> [TASK TO COMPLETE]
Go through the data underneath and copy every line exactly.

[Saved entries]
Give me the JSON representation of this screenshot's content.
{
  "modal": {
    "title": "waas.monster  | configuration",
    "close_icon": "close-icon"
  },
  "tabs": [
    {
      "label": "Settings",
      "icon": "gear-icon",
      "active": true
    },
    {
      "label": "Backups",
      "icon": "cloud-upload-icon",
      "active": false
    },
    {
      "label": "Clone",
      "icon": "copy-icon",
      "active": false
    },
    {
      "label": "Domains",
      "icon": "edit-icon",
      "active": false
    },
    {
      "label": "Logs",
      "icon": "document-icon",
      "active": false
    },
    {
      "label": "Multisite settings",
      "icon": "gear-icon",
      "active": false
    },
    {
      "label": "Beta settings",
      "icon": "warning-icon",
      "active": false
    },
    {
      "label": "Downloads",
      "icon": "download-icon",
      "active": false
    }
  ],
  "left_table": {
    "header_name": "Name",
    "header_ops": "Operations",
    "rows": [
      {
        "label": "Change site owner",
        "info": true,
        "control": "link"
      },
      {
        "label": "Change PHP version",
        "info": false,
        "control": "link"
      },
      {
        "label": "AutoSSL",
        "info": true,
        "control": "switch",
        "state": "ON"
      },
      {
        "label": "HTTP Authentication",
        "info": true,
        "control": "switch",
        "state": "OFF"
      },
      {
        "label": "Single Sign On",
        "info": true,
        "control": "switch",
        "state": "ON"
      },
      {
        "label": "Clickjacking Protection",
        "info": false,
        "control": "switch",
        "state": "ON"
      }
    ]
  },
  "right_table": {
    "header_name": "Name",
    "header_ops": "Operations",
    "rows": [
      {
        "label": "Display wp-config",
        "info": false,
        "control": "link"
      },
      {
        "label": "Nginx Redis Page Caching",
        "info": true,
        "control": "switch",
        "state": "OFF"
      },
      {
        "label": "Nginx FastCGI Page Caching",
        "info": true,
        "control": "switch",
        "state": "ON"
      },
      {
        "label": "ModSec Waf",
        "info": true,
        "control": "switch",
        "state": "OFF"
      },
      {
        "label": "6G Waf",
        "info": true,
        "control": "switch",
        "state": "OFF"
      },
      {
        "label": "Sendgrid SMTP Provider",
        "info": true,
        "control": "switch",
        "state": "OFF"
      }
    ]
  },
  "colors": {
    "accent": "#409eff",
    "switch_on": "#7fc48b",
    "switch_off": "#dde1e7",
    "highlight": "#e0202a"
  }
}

> [RESPONSE TO THIS TASK]
Give me the JSON representation of this screenshot's content.
{
  "modal": {
    "title": "waas.monster  | configuration",
    "close_icon": "close-icon"
  },
  "tabs": [
    {
      "label": "Settings",
      "icon": "gear-icon",
      "active": true
    },
    {
      "label": "Backups",
      "icon": "cloud-upload-icon",
      "active": false
    },
    {
      "label": "Clone",
      "icon": "copy-icon",
      "active": false
    },
    {
      "label": "Domains",
      "icon": "edit-icon",
      "active": false
    },
    {
      "label": "Logs",
      "icon": "document-icon",
      "active": false
    },
    {
      "label": "Multisite settings",
      "icon": "gear-icon",
      "active": false
    },
    {
      "label": "Beta settings",
      "icon": "warning-icon",
      "active": false
    },
    {
      "label": "Downloads",
      "icon": "download-icon",
      "active": false
    }
  ],
  "left_table": {
    "header_name": "Name",
    "header_ops": "Operations",
    "rows": [
      {
        "label": "Change site owner",
        "info": true,
        "control": "link"
      },
      {
        "label": "Change PHP version",
        "info": false,
        "control": "link"
      },
      {
        "label": "AutoSSL",
        "info": true,
        "control": "switch",
        "state": "ON"
      },
      {
        "label": "HTTP Authentication",
        "info": true,
        "control": "switch",
        "state": "OFF"
      },
      {
        "label": "Single Sign On",
        "info": true,
        "control": "switch",
        "state": "ON"
      },
      {
        "label": "Clickjacking Protection",
        "info": false,
        "control": "switch",
        "state": "ON"
      }
    ]
  },
  "right_table": {
    "header_name": "Name",
    "header_ops": "Operations",
    "rows": [
      {
        "label": "Display wp-config",
        "info": false,
        "control": "link"
      },
      {
        "label": "Nginx Redis Page Caching",
        "info": true,
        "control": "switch",
        "state": "OFF"
      },
      {
        "label": "Nginx FastCGI Page Caching",
        "info": true,
        "control": "switch",
        "state": "ON"
      },
      {
        "label": "ModSec Waf",
        "info": true,
        "control": "switch",
        "state": "OFF"
      },
      {
        "label": "6G Waf",
        "info": true,
        "control": "switch",
        "state": "OFF"
      },
      {
        "label": "Sendgrid SMTP Provider",
        "info": true,
        "control": "switch",
        "state": "OFF"
      }
    ]
  },
  "colors": {
    "accent": "#409eff",
    "switch_on": "#7fc48b",
    "switch_off": "#dde1e7",
    "highlight": "#e0202a"
  }
}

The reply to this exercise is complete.